4 Ways to Make An Irresistible Offer Without Selling.

Learn how to overcome fears of public speaking and over-selling-no matter the presentation.

4 Ways to Make An Irresistible Offer Without Selling

According to most studies, people’s number one fear is public speaking. Number two is death.

Death is number two. Does that sound right? “This means to the average person, if you go to a funeral, you’re better off in the casket than doing the eulogy,” said noteworthy comedian, Jerry Seinfeld. However, there is something even more fear-inducing than public speaking.

How do you feel about selling from the stage?

Exactly.

But what if I told you that there was a proven formula for delivering powerful selling presentations without coming off as the dreaded slick salesperson? I bet you’d be a little more excited to get up on that stage, webinar or live stream and start selling.

No matter if you’re selling products, booking one-on-one sessions, or even trying to raise money for a charity, consider what I’m about to share with you.

It may shock you to learn that I used to dread speaking and selling.
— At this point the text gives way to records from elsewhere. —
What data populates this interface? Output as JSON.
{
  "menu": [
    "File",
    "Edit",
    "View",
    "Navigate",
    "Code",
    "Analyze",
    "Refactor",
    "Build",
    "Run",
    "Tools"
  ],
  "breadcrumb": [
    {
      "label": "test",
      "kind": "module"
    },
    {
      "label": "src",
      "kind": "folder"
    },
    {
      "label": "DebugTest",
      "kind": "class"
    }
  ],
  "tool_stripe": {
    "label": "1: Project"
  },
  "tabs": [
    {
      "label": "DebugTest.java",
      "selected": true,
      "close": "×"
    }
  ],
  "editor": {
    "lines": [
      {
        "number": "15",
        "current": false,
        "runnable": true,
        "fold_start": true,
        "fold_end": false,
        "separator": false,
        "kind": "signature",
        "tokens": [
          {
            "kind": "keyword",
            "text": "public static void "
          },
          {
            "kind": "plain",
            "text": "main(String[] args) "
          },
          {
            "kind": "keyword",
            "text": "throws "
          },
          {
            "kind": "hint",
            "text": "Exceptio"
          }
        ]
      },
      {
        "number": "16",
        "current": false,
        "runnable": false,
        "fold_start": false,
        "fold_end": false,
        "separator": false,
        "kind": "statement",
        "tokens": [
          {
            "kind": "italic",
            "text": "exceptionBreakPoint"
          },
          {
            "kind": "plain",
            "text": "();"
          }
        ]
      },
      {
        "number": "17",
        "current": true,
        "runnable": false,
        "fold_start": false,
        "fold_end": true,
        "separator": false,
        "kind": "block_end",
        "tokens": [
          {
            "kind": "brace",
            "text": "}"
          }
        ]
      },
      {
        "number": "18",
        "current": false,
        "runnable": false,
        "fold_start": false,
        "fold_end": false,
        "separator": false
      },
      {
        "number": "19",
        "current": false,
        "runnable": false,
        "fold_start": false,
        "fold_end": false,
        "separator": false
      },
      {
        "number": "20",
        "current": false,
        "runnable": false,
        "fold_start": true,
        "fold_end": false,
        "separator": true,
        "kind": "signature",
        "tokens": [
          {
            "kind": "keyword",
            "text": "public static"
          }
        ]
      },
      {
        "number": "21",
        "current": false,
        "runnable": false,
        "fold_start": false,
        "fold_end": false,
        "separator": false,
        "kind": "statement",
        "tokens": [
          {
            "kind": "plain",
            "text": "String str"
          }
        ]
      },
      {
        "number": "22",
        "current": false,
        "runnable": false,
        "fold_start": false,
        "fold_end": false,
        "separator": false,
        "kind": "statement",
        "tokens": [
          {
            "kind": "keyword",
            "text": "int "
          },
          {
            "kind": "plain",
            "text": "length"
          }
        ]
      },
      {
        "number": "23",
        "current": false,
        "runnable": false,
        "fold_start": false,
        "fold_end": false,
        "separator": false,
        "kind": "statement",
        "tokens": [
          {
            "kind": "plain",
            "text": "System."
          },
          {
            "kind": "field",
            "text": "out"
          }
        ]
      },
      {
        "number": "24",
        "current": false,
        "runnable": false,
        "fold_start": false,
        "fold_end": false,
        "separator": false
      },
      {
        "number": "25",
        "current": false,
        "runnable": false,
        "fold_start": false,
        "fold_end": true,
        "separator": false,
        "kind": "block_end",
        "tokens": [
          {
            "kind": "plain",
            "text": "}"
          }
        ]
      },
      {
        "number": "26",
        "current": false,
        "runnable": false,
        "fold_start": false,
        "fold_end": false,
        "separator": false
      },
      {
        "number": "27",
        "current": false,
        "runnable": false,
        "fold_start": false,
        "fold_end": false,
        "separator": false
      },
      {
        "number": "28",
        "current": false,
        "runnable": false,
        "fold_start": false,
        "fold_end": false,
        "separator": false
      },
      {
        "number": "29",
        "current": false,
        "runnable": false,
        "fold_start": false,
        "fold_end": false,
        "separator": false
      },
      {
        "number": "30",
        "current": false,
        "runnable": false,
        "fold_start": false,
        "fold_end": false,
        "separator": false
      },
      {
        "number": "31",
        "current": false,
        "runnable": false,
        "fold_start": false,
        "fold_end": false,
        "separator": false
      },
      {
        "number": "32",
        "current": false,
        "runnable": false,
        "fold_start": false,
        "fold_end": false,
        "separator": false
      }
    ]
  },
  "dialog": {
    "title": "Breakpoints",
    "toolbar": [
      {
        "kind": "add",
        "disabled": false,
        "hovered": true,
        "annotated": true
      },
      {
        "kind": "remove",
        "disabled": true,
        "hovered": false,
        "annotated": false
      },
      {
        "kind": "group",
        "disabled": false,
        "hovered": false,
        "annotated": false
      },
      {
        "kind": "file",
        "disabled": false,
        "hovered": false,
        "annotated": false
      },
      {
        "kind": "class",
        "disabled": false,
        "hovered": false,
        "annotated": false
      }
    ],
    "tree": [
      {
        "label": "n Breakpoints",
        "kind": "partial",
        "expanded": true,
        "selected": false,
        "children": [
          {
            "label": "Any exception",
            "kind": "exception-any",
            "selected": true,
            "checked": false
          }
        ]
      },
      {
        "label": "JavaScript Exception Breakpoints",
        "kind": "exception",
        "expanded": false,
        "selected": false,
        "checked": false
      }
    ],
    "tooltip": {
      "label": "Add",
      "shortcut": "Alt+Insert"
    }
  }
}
But once I learned these 4 key points, and discovered the power of selling one-to-many, I was hooked.

Try these strategies—you won’t be disappointed in your results.

1. Start backwards.

A powerful presentation starts with the end in mind.

Most people make presentations starting at the beginning. First, they think of the introduction; then, they teach the audience something (which by the way, doesn’t make for great sales). Finally, they put their pitch deck together.

I turn that on its head. Instead of beginning with the introduction, I start by creating an irresistible offer. Every great presentation should call their audience to take an action with an irresistible offer. When you make the right offer to the right audience, you will sell. And when the rest of your presentation is built around that offer, you will sell more than you ever thought was possible.

Once you have your irresistible offer, think about how to sell it with transformational stories. Tap into your audience’s emotions by showing them their problem and then presenting your perfect solution. Then, when you’ve created the rest of your presentation, make an attention-grabbing introduction video that you can use for your introduction.

2. Tell stories that overcome their objections.

If you’re looking for a way to really engage your audience, keep their attention, and answer their objections, tell great stories during your presentation. Remember to tie your stories back to your offer, and think about your audience’s main objections. They usually come down to not having enough time or money, not trusting you, or not knowing who you are.

The best stories speak directly to those objections. For example, you could share how you were once living out of a van in the Walmart parking lot, and then you became successful using the exact steps your offer provides. When you share your transformation, your audience will see themselves in your story, and they will believe that they can be successful, too—if they purchase your offer. Don’t underestimate the impact of the right story.

3. Be (seen as) the authority.

When you go on stage and act like the authority, even if your “knees are knocking” from fear, people will believe and respect you.

4. Relax and rewind.

I see so many speakers who go to conferences and wait until the night before to prepare their presentations. I’ve seen them in the lobby, typing feverishly away at their PowerPoint slides late into the night.

That’s because they’re not thinking about their speaking engagements as sales opportunities. If they knew how much money they could make on stage, I bet they would prepare a lot more ahead of time.

According to Boundless’ textbook on delivering speeches, “While rehearsing, you simulate the real speaking experience so you know what to expect…and ultimately feel more secure with your ability to perform in the actual speaking situation.” Your audience will feed off of your energy while you speak. So make sure you’re prepared to give them your best.

The next time you do a presentation, try these 4 strategies. Your audience will love your energy, they’ll be convinced by your storytelling, and they will buy from you—all without feeling like they are being sold.